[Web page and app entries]
╔══
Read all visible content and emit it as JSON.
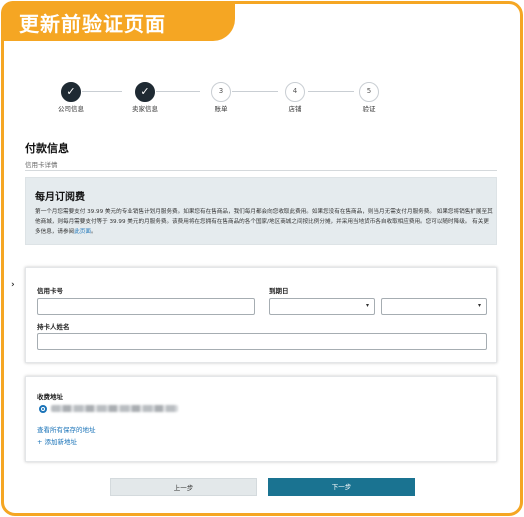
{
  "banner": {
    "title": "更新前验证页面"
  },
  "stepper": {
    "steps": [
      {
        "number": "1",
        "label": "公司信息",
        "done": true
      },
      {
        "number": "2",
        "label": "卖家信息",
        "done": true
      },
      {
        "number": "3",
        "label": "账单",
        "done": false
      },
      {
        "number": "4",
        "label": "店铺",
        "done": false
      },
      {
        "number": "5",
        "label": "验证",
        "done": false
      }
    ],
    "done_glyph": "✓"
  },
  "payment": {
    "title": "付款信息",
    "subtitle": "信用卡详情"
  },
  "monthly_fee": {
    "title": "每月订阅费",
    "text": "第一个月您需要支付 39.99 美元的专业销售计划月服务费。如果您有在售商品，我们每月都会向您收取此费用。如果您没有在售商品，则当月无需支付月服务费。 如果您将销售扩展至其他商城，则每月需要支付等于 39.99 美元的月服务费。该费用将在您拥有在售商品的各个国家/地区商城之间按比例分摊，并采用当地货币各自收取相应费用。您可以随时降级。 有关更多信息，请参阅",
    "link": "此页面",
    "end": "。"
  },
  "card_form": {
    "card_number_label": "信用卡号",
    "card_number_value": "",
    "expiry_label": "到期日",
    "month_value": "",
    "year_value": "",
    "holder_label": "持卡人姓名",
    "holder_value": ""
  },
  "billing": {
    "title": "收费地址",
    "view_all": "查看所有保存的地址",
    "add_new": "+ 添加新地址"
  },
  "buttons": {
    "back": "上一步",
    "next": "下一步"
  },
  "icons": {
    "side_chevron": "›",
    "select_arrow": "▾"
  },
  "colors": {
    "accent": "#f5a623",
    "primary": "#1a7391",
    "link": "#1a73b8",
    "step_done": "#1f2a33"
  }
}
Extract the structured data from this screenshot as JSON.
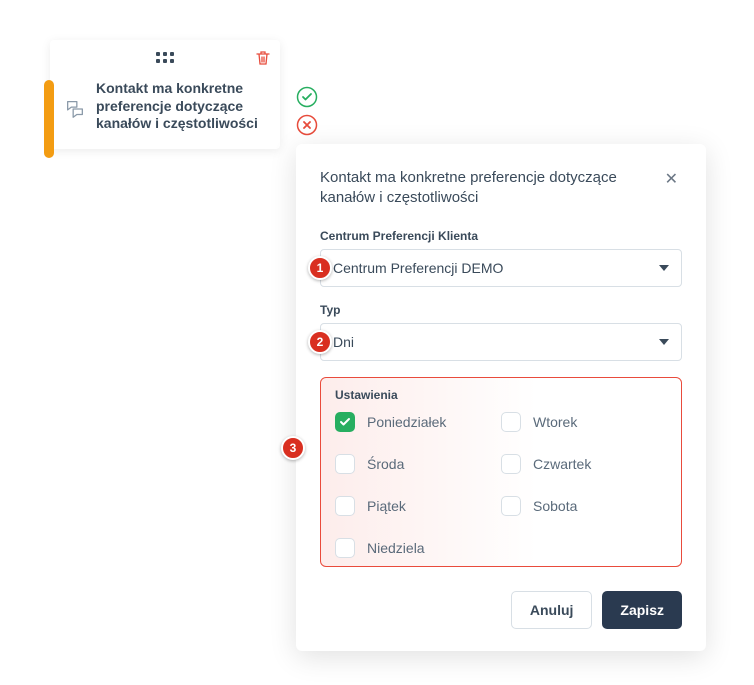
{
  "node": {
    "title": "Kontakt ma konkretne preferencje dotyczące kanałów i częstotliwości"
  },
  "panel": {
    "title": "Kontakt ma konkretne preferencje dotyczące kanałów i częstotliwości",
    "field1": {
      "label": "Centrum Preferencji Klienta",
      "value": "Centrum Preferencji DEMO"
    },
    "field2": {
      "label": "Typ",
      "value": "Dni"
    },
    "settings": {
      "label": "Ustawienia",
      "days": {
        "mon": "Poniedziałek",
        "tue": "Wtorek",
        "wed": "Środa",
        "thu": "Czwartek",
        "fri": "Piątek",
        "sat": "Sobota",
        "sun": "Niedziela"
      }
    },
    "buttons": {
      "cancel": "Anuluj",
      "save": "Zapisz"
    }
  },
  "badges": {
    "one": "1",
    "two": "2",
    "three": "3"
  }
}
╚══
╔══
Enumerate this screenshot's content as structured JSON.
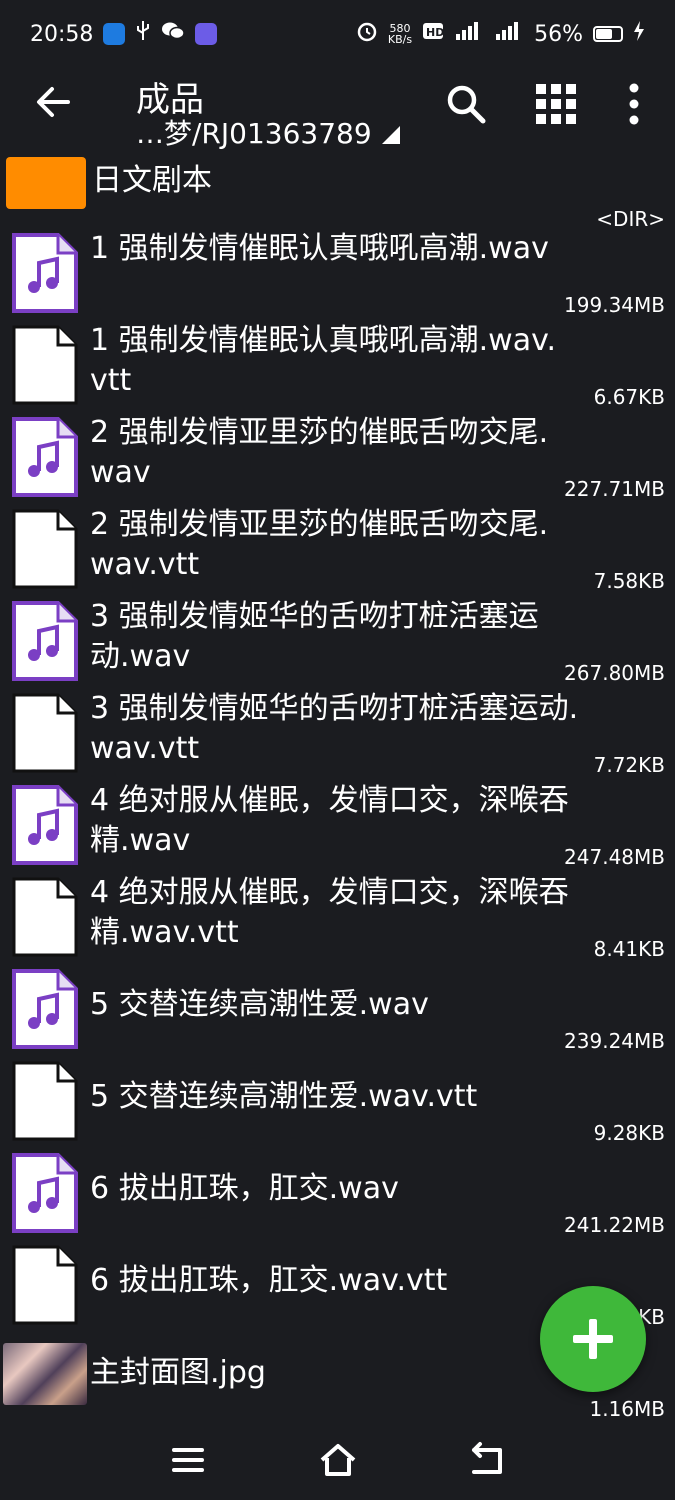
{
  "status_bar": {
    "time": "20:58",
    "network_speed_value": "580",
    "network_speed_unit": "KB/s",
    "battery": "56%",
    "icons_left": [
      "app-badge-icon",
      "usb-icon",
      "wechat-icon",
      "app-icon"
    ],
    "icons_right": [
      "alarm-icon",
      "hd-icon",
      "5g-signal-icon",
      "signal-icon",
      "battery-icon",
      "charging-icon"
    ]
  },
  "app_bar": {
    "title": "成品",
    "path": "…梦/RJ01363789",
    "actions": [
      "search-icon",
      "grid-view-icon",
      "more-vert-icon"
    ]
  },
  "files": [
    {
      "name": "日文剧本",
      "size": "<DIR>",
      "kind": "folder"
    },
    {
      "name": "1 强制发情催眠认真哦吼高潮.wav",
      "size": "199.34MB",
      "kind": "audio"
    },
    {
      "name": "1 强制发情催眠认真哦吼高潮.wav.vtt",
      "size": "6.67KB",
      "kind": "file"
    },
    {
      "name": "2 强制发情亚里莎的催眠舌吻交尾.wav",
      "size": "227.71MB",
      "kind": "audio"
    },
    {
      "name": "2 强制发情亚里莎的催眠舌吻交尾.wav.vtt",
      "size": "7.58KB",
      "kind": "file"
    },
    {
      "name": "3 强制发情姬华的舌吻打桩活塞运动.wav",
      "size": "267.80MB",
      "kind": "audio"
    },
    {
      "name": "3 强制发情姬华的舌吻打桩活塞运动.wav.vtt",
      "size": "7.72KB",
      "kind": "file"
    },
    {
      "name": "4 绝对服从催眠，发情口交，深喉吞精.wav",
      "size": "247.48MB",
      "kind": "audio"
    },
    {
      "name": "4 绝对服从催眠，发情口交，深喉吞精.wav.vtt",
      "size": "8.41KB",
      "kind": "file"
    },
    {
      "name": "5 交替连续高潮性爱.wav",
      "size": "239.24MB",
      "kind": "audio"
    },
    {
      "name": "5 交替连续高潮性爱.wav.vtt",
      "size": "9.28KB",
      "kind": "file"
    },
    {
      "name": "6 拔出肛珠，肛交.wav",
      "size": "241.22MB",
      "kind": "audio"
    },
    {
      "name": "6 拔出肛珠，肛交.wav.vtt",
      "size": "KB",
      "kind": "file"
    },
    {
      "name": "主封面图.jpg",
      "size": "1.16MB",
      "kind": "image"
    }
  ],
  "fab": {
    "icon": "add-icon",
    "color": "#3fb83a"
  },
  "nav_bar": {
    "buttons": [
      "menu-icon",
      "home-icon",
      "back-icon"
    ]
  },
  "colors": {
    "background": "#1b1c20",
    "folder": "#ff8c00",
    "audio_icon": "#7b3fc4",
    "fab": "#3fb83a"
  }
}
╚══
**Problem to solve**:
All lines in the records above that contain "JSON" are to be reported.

**Solution to this exercise**:
Read all visible content and emit it as JSON.
Extract the structured data from this screenshot as JSON.
Enumerate this screenshot's content as structured JSON.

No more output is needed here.